### Input

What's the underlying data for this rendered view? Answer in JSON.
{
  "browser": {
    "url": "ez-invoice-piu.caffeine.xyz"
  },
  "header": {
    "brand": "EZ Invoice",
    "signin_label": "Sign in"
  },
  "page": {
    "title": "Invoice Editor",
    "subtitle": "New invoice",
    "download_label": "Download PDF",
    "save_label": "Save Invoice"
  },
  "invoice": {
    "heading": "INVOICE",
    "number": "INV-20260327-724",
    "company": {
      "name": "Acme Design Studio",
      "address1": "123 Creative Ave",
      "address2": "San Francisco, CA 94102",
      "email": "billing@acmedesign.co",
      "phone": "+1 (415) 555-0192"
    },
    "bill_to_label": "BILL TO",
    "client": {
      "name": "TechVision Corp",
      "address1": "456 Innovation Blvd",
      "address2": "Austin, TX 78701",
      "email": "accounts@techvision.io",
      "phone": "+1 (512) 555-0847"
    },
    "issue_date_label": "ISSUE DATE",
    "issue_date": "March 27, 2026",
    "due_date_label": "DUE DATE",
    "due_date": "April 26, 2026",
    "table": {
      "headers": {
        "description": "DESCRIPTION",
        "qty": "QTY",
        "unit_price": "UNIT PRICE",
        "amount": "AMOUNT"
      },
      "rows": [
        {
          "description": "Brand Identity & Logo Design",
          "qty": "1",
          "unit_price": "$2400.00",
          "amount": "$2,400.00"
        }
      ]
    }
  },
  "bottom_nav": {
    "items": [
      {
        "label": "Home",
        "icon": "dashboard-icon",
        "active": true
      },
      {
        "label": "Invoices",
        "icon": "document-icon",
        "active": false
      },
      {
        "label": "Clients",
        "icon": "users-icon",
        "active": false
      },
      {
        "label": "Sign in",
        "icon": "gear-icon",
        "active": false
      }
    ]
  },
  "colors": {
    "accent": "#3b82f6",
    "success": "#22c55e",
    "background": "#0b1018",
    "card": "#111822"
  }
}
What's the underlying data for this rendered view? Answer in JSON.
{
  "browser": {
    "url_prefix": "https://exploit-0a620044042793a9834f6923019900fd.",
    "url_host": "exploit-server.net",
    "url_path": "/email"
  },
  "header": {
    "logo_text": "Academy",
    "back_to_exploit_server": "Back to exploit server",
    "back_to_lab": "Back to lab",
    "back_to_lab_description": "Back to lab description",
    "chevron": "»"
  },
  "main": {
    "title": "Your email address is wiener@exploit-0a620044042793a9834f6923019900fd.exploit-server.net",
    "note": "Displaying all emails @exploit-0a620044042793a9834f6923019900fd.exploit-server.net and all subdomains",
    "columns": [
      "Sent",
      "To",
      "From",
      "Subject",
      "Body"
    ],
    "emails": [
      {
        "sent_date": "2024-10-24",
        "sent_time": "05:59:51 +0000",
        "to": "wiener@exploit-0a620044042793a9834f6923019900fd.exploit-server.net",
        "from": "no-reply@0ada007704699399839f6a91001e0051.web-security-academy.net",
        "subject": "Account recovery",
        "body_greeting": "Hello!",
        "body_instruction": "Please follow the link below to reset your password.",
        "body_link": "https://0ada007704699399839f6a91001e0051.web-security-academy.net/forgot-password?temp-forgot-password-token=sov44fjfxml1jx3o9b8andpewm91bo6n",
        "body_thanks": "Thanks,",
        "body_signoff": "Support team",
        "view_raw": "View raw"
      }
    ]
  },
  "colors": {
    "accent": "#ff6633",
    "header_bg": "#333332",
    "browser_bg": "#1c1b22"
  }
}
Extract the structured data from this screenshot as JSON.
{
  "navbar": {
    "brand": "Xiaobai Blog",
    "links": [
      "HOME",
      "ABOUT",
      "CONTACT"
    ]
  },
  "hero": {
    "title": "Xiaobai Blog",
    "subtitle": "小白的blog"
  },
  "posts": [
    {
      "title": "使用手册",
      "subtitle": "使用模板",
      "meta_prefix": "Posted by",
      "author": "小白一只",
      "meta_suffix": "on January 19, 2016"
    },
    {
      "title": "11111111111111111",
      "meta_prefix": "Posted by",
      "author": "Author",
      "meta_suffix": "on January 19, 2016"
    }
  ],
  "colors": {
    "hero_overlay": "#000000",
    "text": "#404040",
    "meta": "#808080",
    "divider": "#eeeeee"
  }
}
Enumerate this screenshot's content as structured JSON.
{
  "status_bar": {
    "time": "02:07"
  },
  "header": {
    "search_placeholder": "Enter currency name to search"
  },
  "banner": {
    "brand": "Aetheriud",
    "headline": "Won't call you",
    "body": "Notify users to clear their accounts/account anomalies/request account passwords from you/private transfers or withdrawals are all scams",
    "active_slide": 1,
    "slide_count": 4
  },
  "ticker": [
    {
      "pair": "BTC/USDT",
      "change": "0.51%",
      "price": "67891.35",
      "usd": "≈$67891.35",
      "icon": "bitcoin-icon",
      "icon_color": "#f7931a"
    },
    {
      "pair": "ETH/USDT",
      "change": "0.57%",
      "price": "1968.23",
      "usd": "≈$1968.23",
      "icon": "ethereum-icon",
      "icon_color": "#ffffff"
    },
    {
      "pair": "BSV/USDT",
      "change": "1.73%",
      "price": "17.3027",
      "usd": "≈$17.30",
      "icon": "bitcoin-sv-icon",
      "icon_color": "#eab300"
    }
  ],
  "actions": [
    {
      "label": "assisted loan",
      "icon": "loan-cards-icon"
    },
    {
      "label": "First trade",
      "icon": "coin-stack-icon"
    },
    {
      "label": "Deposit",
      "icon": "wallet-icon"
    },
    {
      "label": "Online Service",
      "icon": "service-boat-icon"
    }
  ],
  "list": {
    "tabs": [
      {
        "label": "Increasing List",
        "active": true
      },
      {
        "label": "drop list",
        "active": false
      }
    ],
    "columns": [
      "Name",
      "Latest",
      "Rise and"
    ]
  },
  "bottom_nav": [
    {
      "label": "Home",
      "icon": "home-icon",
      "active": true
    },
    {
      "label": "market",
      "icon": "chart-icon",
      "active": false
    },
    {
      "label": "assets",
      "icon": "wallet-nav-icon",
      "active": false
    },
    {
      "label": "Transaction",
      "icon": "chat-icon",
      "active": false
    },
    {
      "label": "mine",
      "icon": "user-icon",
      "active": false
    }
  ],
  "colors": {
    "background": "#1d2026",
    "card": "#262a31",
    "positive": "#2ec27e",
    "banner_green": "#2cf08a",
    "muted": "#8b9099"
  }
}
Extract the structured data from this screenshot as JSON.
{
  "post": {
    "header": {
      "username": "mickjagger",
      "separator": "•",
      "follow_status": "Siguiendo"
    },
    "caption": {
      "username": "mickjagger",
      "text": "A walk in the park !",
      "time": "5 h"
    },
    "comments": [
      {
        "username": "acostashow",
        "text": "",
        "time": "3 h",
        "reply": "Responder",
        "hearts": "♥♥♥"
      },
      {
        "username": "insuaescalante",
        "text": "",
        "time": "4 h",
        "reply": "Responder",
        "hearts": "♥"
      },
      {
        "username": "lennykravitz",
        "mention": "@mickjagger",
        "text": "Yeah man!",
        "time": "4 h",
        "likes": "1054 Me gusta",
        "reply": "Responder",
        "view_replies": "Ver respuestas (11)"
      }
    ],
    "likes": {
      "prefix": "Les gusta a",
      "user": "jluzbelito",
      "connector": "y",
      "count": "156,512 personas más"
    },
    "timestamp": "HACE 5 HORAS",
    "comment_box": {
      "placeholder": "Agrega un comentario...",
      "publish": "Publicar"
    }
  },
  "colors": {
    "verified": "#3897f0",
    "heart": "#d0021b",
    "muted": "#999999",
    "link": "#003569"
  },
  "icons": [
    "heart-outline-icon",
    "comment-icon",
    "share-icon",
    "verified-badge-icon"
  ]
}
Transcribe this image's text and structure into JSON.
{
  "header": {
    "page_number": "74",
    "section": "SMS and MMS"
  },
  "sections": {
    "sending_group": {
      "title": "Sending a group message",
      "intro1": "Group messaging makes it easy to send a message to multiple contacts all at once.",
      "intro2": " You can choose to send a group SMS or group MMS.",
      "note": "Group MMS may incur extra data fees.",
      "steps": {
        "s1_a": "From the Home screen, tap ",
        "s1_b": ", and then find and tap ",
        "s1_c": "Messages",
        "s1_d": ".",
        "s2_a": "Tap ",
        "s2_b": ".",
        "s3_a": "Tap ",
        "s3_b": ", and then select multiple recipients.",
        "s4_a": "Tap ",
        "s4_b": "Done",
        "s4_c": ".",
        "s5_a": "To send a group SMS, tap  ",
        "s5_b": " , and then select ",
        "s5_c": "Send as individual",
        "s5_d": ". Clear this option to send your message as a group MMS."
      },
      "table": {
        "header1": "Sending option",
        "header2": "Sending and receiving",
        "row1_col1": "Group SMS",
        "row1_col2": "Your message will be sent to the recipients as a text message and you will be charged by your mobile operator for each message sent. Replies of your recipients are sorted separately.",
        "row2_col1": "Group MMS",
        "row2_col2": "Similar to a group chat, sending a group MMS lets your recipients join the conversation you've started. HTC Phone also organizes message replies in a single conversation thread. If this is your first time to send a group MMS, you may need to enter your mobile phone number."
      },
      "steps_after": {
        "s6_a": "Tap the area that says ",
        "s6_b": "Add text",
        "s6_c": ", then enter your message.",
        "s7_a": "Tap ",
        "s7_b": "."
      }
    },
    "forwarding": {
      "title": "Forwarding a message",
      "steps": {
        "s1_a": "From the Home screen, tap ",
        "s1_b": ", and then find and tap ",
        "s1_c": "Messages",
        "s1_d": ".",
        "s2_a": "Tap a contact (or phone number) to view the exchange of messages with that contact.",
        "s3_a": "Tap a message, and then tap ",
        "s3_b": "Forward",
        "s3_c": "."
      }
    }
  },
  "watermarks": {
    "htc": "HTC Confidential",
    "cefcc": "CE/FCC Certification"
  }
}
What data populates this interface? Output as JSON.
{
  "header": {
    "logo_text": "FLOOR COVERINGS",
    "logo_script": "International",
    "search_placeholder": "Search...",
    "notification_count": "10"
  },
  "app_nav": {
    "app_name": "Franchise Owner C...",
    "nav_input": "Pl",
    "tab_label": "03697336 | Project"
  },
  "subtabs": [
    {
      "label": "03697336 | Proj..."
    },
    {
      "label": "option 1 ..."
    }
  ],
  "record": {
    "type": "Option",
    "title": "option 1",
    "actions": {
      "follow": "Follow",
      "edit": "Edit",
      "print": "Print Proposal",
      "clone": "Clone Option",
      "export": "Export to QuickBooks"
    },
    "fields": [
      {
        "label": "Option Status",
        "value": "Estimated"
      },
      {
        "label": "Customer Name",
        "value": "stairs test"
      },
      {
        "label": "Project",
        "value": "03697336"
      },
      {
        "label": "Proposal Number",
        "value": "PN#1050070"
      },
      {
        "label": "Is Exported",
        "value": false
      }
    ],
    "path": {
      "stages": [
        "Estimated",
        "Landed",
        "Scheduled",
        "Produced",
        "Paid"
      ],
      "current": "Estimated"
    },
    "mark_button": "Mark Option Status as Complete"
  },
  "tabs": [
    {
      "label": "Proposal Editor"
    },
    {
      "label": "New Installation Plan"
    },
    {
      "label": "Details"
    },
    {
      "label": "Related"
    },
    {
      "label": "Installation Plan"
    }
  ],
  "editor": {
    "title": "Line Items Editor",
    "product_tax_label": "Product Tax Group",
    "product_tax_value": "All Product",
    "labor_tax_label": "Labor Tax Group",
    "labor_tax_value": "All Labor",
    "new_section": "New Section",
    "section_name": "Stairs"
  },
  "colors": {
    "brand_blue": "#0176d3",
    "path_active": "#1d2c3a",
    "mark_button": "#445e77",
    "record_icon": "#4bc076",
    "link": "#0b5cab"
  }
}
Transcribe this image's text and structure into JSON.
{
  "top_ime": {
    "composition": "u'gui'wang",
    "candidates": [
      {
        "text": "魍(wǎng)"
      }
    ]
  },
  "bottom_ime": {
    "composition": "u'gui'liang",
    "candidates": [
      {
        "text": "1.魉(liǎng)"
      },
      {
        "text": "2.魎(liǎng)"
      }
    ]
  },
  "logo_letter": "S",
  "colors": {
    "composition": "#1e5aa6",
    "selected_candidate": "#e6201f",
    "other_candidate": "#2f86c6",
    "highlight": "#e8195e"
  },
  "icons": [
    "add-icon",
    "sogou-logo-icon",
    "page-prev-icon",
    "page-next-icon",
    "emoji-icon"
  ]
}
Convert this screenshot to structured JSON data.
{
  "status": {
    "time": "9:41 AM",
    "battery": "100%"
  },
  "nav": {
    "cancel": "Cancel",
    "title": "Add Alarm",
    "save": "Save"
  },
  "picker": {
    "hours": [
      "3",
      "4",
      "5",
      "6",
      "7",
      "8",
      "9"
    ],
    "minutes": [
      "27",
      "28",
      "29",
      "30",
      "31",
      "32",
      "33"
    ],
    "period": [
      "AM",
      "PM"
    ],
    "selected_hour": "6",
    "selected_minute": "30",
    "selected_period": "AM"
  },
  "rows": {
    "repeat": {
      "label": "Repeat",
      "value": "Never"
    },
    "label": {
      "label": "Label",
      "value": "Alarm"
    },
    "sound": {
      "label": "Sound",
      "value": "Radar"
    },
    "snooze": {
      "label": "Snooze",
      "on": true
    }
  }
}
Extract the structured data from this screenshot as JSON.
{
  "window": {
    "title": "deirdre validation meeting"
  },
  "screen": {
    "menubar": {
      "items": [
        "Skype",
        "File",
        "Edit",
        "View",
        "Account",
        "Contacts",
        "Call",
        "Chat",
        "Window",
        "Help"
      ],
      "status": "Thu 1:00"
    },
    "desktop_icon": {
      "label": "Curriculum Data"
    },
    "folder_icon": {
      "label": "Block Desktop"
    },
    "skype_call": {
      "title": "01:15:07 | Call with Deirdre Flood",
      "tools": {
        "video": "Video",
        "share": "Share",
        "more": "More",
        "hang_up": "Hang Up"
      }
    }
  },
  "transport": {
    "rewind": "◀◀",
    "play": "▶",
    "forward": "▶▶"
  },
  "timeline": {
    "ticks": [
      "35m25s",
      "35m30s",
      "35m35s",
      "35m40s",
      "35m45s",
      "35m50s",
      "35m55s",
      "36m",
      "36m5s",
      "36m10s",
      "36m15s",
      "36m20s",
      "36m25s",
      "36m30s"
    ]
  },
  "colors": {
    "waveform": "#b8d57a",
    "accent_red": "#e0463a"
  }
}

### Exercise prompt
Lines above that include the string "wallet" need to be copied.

### Written solution
      "icon": "wallet-icon"
      "icon": "wallet-nav-icon",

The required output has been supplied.